The symptoms of pulmonary embolism vary in type and severity depending on the size and location of the blockage, and the area affected by the lack of blood. Symptoms may include:
- Shortness of breath that starts suddenly for no obvious reason
- Chest pain, especially when breathing or coughing (it can mimic a heart attack )
- Feeling faint, lightheaded, dizzy
- Cough , sometimes with bloody phlegm
- Rapid heartbeat
- Rapid breathing
- Feeling of impending doom
- Swollen, distended neck veins
The doctor will ask about your symptoms and medical history, and perform a physical exam. Tests may include:
- Arterial blood gas study —a blood test to identify oxygen levels and other gases that are indicators of lung function
- Chest x-ray —a test that uses radiation to take a picture of structures inside the chest. A pulmonary embolism cannot be seen on the chest x-ray. But, if a part of the lung tissue dies, this can be seen on the x-ray.
- Lung perfusion scan—a test that uses radioactive isotopes to measure breathing and circulation in all areas of the lungs. The presence of an embolus will show as a mismatch between ventilation of the portion of the lung and its blood perfusion.
- CT scan of the chest —a type of x-ray that uses a computer to make pictures of the inside of the chest. A spiral CT is a special type of CT scan that is able to make tri-dimensional pictures. It is also a very fast scan that can be completed in a very short period of time. It has become popular in diagnosing pulmonary embolism.
- Pulmonary angiogram — x-rays taken after a dye is injected into the blood vessels in the lungs. The test shows areas of blockage in the lungs. It provides a clear picture of blood flow through the arteries. But, this test is associated with relatively high risks.
- MR angiography (MRA)—Using this test to diagnose MRA is limited. But, it may be more useful in the future as the technology advances.
- Electrocardiogram (ECG, EKG)—a test that records the heart's activity by measuring electrical currents through the heart muscle. In case of pulmonary embolism, tachycardia (rapid heart beat) is frequently seen, as well as several rhythm patterns. These results can help in the diagnosis.
- Echocardiography —a test that uses high-frequency sound waves. This test may be helpful in a small percentage of patients.
D-Dimer (a clot dissolving substance) blood test—Increased levels in the blood may suggest the presence of a clot. This test is nonspecific, though. A lot of conditions may cause the level to be elevated.
If you have a family history of blood clots and had a few instances of blood clots for no apparent reason, your doctor may order additional blood tests. The tests will look for possible inherited defects in your clotting system. The two most frequent genetic abnormalities that increase your risk of forming blood clots are:

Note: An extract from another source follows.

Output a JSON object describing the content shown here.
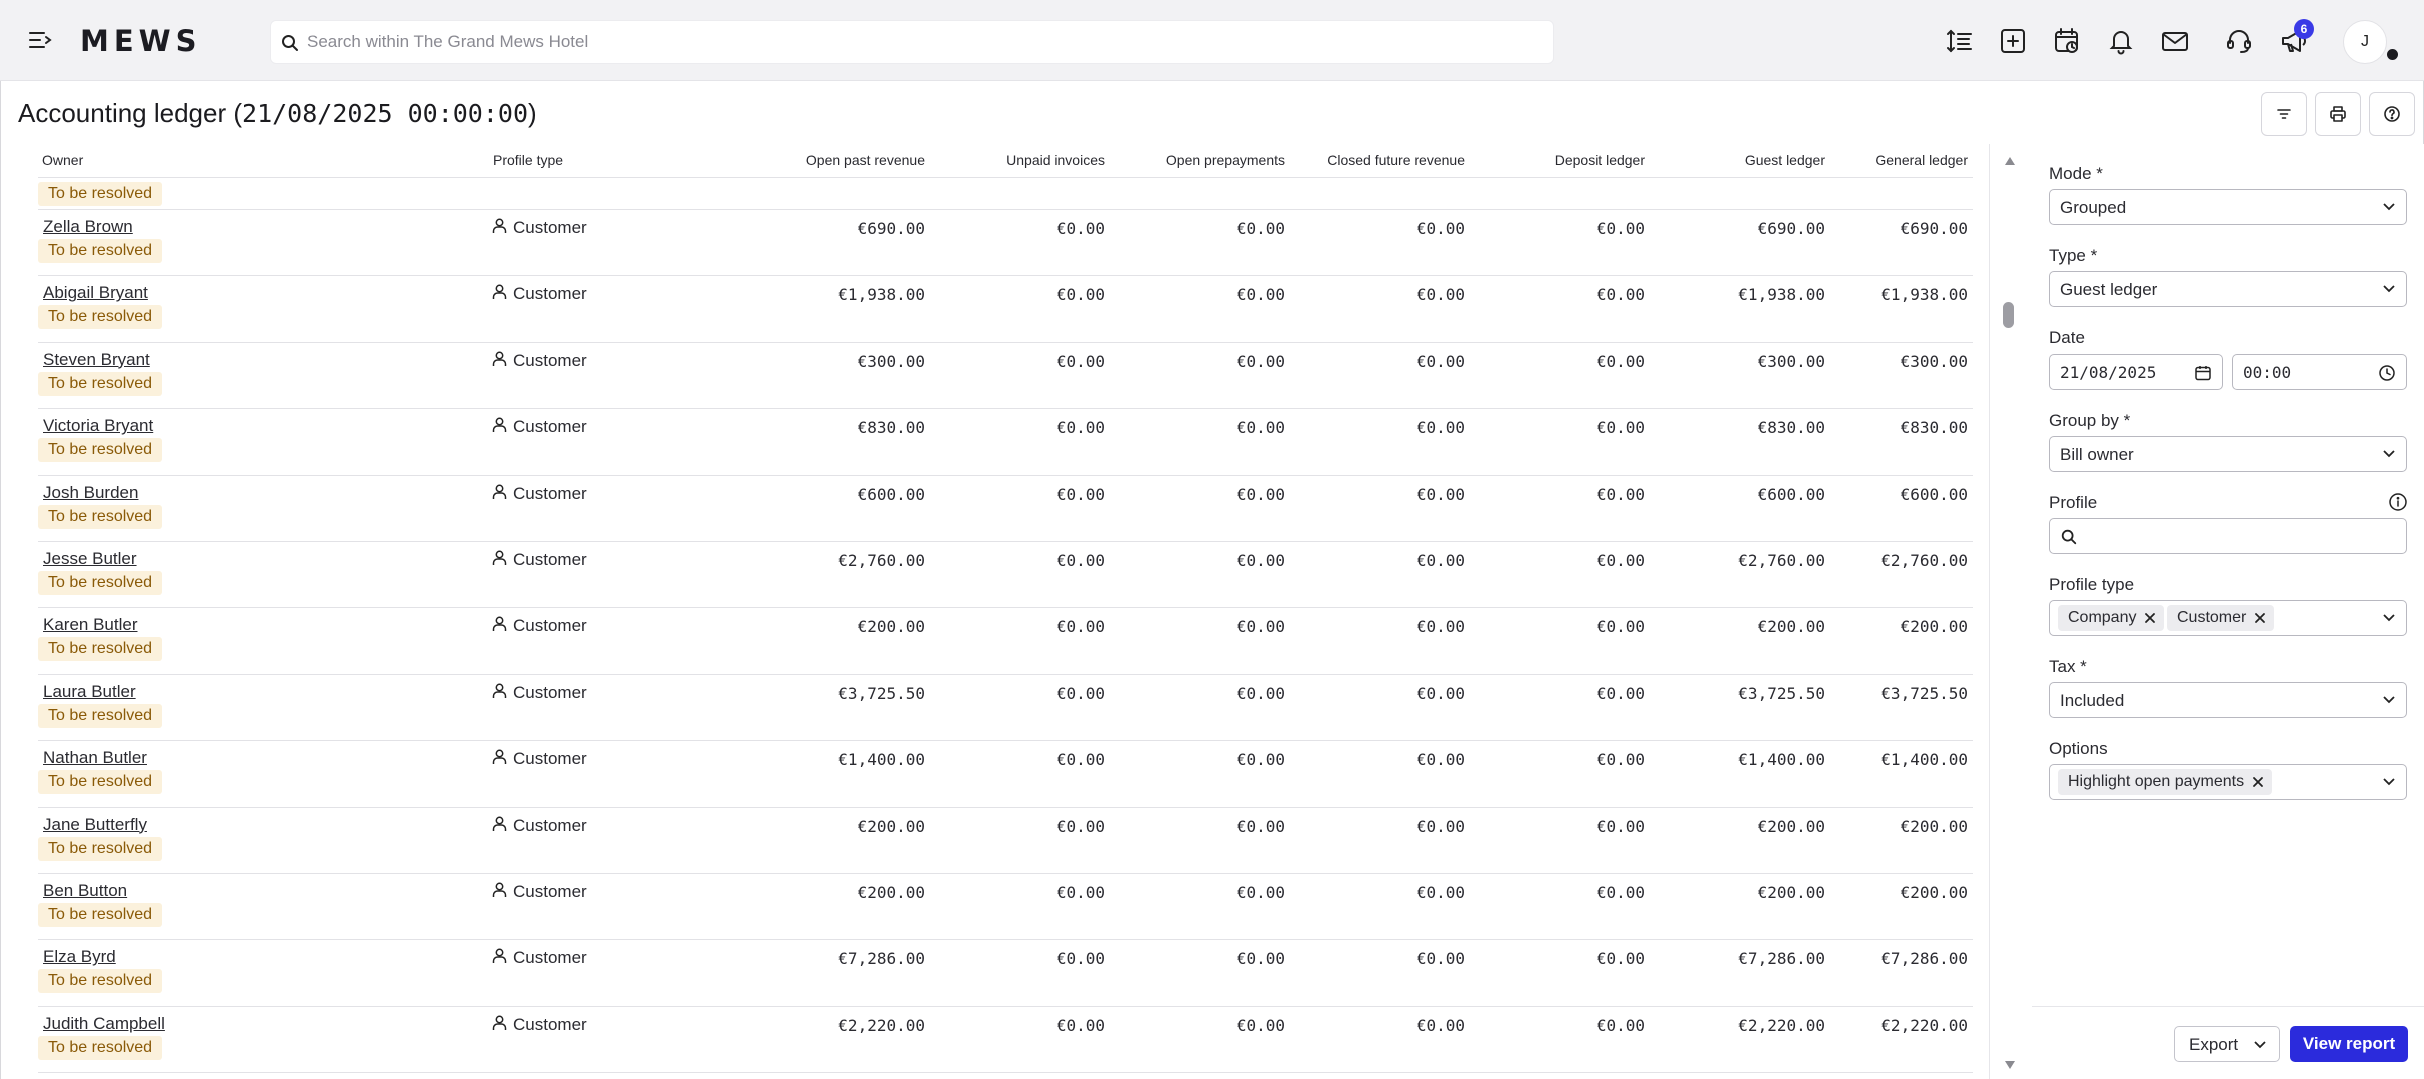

- Factor V Leiden mutation (seen in up to 40% of cases)
- Increased factor VIII
- If you have a family history of blood clots and had a few instances of blood clots for no apparent reason, your doctor may order additional blood tests. The tests will look for possible inherited defects in your clotting system. The two most frequent genetic abnormalities that increase your risk of forming blood clots are:
- Additional tests—to check blood flow or look for clots in the veins, especially in the legs
Please be aware that this information is provided to supplement the care provided by your physician. It is neither intended nor implied to be a substitute for professional medical advice. CALL YOUR HEALTHCARE PROVIDER IMMEDIATELY IF YOU THINK YOU MAY HAVE A MEDICAL EMERGENCY. Always seek the advice of your physician or other qualified health provider prior to starting any new treatment or with any questions you may have regarding a medical condition. Copyright © 2020 EBSCO Publishing All rights reserved.